Experiments like this demonstrate why Puritanism is so psychologically unrealistic:
A paper in The Journal of Consumer Research looks at the effects of self-restraint on subsequent impulse purchases.
In one experiment, college students spent a few minutes free-associating and writing down their thoughts, under instructions not to think of a white bear. Given $10 afterward to save or spend on a small assortment of products, they spent much more money than students who had free-associated without having to avoid thoughts of bears.
This isn’t the first time people have explored the impact of mental exertion on self-control. Stanford professor Baba Shiv invented an experiment where he manipulated the “cognitive load” of subjects. Shiv gave half of the subjects a two-digit number to memorize (low load), while the other half were given a seven-digit number (high load). Subjects were then instructed to walk to another room in the building. On the way they passed by a table at which they were presented with a choice between a caloric slice of chocolate cake or a bowl of fruit salad. Fifty-nine percent of the people trying to remember seven digits (high load) chose the cake, while sixty-three percent of the two-digit subjects (low load) chose the fruit salad. In other words, having people memorize an extra five digits made them exhibit significantly less self-control.
Why did the number of digits have such a strong effect? Shiv speculates that the effort required to memorize seven numbers drew cognitive resources away from our ability to control our urges. This makes anatomical sense, since working memory and self-control are both located in our pre-frontal cortex. Having to remember seven numbers occupied neurons that would otherwise help us decide what to eat, which causes us to become more reliant on our impulsive emotions. While we tend to think of self-control as being an innate trait, it is actually dependent on a range of extrinsic factors, all of which affect the way our brain responds to a given situation.

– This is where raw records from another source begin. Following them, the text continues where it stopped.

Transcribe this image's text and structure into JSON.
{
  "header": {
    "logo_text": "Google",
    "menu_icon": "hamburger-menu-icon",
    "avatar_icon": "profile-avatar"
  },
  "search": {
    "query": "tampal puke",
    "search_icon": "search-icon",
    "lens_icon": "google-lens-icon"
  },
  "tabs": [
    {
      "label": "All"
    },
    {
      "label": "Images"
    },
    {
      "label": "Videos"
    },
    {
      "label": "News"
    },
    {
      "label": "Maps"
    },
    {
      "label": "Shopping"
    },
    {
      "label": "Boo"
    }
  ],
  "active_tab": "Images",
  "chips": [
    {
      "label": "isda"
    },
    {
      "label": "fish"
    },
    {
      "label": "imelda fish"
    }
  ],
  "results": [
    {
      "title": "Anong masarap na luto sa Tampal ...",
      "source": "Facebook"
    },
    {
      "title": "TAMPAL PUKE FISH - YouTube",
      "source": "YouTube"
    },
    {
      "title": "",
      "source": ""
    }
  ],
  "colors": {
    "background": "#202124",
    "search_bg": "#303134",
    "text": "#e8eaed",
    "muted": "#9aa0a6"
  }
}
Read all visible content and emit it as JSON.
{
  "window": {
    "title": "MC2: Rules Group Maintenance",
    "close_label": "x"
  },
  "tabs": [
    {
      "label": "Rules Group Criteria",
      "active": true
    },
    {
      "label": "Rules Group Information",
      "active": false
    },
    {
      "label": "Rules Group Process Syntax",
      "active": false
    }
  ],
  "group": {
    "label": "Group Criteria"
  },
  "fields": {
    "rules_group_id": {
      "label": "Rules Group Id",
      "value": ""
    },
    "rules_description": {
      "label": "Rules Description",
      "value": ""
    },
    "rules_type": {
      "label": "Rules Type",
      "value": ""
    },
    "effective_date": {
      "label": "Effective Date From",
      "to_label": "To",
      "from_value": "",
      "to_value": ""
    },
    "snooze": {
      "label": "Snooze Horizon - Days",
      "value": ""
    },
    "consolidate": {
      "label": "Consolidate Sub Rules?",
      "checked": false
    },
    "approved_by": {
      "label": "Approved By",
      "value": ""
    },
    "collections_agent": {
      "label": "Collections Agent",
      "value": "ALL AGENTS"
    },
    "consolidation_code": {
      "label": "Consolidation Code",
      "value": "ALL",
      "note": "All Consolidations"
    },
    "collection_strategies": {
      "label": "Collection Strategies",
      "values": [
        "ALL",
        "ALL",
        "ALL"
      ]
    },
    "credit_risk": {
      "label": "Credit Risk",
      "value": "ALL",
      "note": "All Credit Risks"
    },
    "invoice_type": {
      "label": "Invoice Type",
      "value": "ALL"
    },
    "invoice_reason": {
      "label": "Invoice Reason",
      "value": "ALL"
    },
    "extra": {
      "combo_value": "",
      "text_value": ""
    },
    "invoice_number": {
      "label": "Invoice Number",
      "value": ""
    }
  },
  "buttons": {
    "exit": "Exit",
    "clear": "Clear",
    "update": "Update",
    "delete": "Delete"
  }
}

This model of limited “thinking resources” has now generated a large amount of supporting evidence. Our decisions really are swayed by the computational limits of our brain. For example, in 2003 neuroeconomists noticed that subjects on diets who resisted temptation in the morning (by foregoing the chance to grab snacks from a nearby basket) later ate significantly more ice cream in an ice-cream taste test than subjects who hadn’t exercised self-control. They also quit 40 percent earlier when confronted with a difficult math problem. By resisting the morning snacks, they had temporarily “used up” their ability to resist further temptation. (Other variables that seem to exhaust our self-control are alcohol, stress, and sleep deprivation.)
The moral of this data is that we have to pick our battles. Everybody occasionally splurges on the slice of cake, or quickly gives up on a difficult problem. Instead of trying to never be bad, we should focus on being good when it matters. If you are trying to diet, then let yourself think about white bears. Self-control is a mental muscle, and we should always be conscious of not tiring it out.